Because Saybrook recently began making burritos to order once every two weeks, Branford decided to also try something new, said Assistant Manager of Branford and Saybrook Dining Halls Kristin Gill.
Gill said burger lunch has one purpose: to increase student happiness by doing something fun and different. Potential reduction in costs did not play a role in its inception, she said.
“Price isn’t a factor,” Gill said. “We would never do anything that would compromise quality as far as students are concerned.”
But burgers for lunch may come into conflict with the Sustainability Service Corps “Meatless Monday” campaign, which has been implemented in all 12 residential colleges to encourage sustainable eating habits.
Jonathan Edwards College Coordinator for the SSC Jonah Bader ’16 said burgers for lunch would not prevent JE students from participating in Meatless Mondays because his group only campaigns for the cause at dinner. But he added that beef is the meat that has the largest impact on the environment, so any change that increases beef consumption is not sustainable.

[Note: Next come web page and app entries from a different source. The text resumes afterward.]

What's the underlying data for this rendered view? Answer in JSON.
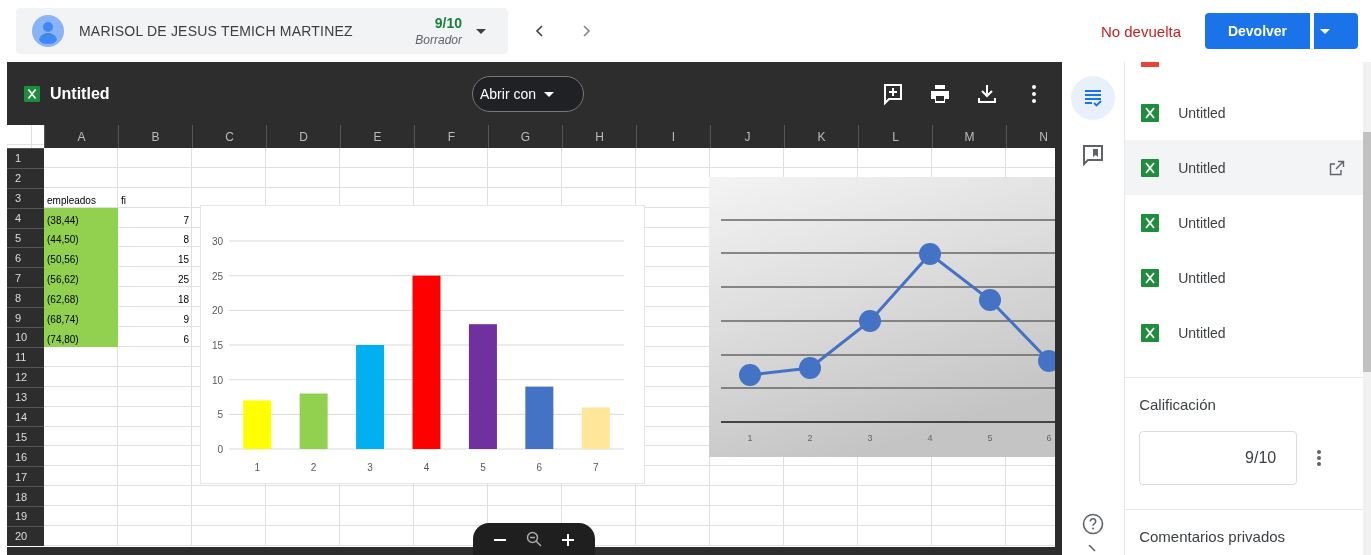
{
  "student": {
    "name": "MARISOL DE JESUS TEMICH MARTINEZ",
    "grade": "9/10",
    "status": "Borrador"
  },
  "return_status": "No devuelta",
  "return_button": "Devolver",
  "viewer": {
    "file_title": "Untitled",
    "open_with": "Abrir con"
  },
  "sheet": {
    "columns": [
      "A",
      "B",
      "C",
      "D",
      "E",
      "F",
      "G",
      "H",
      "I",
      "J",
      "K",
      "L",
      "M",
      "N"
    ],
    "rows": [
      {
        "number": "1",
        "cells": []
      },
      {
        "number": "2",
        "cells": []
      },
      {
        "number": "3",
        "cells": [
          {
            "text": "empleados",
            "kind": "text",
            "highlighted": false
          },
          {
            "text": "fi",
            "kind": "text",
            "highlighted": false
          }
        ]
      },
      {
        "number": "4",
        "cells": [
          {
            "text": "(38,44)",
            "kind": "text",
            "highlighted": true
          },
          {
            "text": "7",
            "kind": "number",
            "highlighted": false
          }
        ]
      },
      {
        "number": "5",
        "cells": [
          {
            "text": "(44,50)",
            "kind": "text",
            "highlighted": true
          },
          {
            "text": "8",
            "kind": "number",
            "highlighted": false
          }
        ]
      },
      {
        "number": "6",
        "cells": [
          {
            "text": "(50,56)",
            "kind": "text",
            "highlighted": true
          },
          {
            "text": "15",
            "kind": "number",
            "highlighted": false
          }
        ]
      },
      {
        "number": "7",
        "cells": [
          {
            "text": "(56,62)",
            "kind": "text",
            "highlighted": true
          },
          {
            "text": "25",
            "kind": "number",
            "highlighted": false
          }
        ]
      },
      {
        "number": "8",
        "cells": [
          {
            "text": "(62,68)",
            "kind": "text",
            "highlighted": true
          },
          {
            "text": "18",
            "kind": "number",
            "highlighted": false
          }
        ]
      },
      {
        "number": "9",
        "cells": [
          {
            "text": "(68,74)",
            "kind": "text",
            "highlighted": true
          },
          {
            "text": "9",
            "kind": "number",
            "highlighted": false
          }
        ]
      },
      {
        "number": "10",
        "cells": [
          {
            "text": "(74,80)",
            "kind": "text",
            "highlighted": true
          },
          {
            "text": "6",
            "kind": "number",
            "highlighted": false
          }
        ]
      },
      {
        "number": "11",
        "cells": []
      },
      {
        "number": "12",
        "cells": []
      },
      {
        "number": "13",
        "cells": []
      },
      {
        "number": "14",
        "cells": []
      },
      {
        "number": "15",
        "cells": []
      },
      {
        "number": "16",
        "cells": []
      },
      {
        "number": "17",
        "cells": []
      },
      {
        "number": "18",
        "cells": []
      },
      {
        "number": "19",
        "cells": []
      },
      {
        "number": "20",
        "cells": []
      }
    ],
    "bar_chart": {
      "chart_data": {
        "type": "bar",
        "categories": [
          "1",
          "2",
          "3",
          "4",
          "5",
          "6",
          "7"
        ],
        "series": [
          {
            "colors": [
              "#ffff00",
              "#92d050",
              "#00b0f0",
              "#ff0000",
              "#7030a0",
              "#4472c4",
              "#ffe699"
            ],
            "values": [
              7,
              8,
              15,
              25,
              18,
              9,
              6
            ]
          }
        ],
        "ylim": [
          0,
          30
        ],
        "yticks": [
          0,
          5,
          10,
          15,
          20,
          25,
          30
        ],
        "grid": true
      }
    },
    "line_chart": {
      "x_labels": [
        "1",
        "2",
        "3",
        "4",
        "5",
        "6"
      ]
    }
  },
  "files": [
    {
      "kind": "document",
      "selected": false
    },
    {
      "title": "Untitled",
      "kind": "spreadsheet",
      "selected": false
    },
    {
      "title": "Untitled",
      "kind": "spreadsheet",
      "selected": true
    },
    {
      "title": "Untitled",
      "kind": "spreadsheet",
      "selected": false
    },
    {
      "title": "Untitled",
      "kind": "spreadsheet",
      "selected": false
    },
    {
      "title": "Untitled",
      "kind": "spreadsheet",
      "selected": false
    }
  ],
  "rail": [
    {
      "selected": true
    },
    {
      "selected": false
    }
  ],
  "grade_section": {
    "heading": "Calificación",
    "value": "9/10"
  },
  "private_comments": {
    "heading": "Comentarios privados"
  }
}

SSC Branford College Coordinator Tali Perelman ’17 said she would not push Branford to move burger lunch, though the college advocates for Meatless Monday throughout the day unlike JE. Meatless Mondays is an international campaign, she said, so her group does not feel too attached to that particular day of the week. She said her main goal is not to force students to follow a strict set of rules, but instead to encourage them to eat more sustainably throughout the week.
In addition, Gill said the specialty lunch will also include veggie burgers, and that the meat patties are not frozen and are similar in quality to Yale burgers.
David Brooks, who is also assistant manager of Branford and Saybrook dining halls, was pleased with how lunch went yesterday, though he added that the volume of students was not greater than that of a typical lunch.
“The students I talked to afterward seemed very pleased with it,” he said. “The burgers were very good — they’re fresh patties.”
Gill said that in response to student enthusiasm, her staff would like to experiment further in the spring by potentially creating a milkshake bar.
Master of Branford College Elizabeth Bradley said she is excited about burger lunch.
“I think it’s a great idea,” Bradley said. “Branford has not previously had anything unique to its dining room, so we’ll see how this goes.”
Ten students interviewed in Branford had mixed feelings about the new policy. Tyler Caldwell ’18, for instance, said he is against burger lunch because it limits what students can eat.
“I don’t like that they’re taking away food option diversity,” he said. “I don’t want to have to eat a burger every other Monday.”
Haleigh Larson ’18 said she had trouble finding an alternative to burgers. Other students who did want the burgers, she added, had to stand in line for extended periods of time.
“Normally you can get something on the grill like chicken, but they wouldn’t let me do that, and I don’t like hamburgers,” she said. “Because they made the burgers as kids came, people had to wait in line for over 10 minutes.”
Colleen McCormack ’17 said she enjoyed the lunch, though she added that the dining hall should try to get avocado and bacon as additional toppings.
According to Congresswoman Rosa DeLauro, the hamburger was invented at New Haven’s Louis’ Lunch in 1900.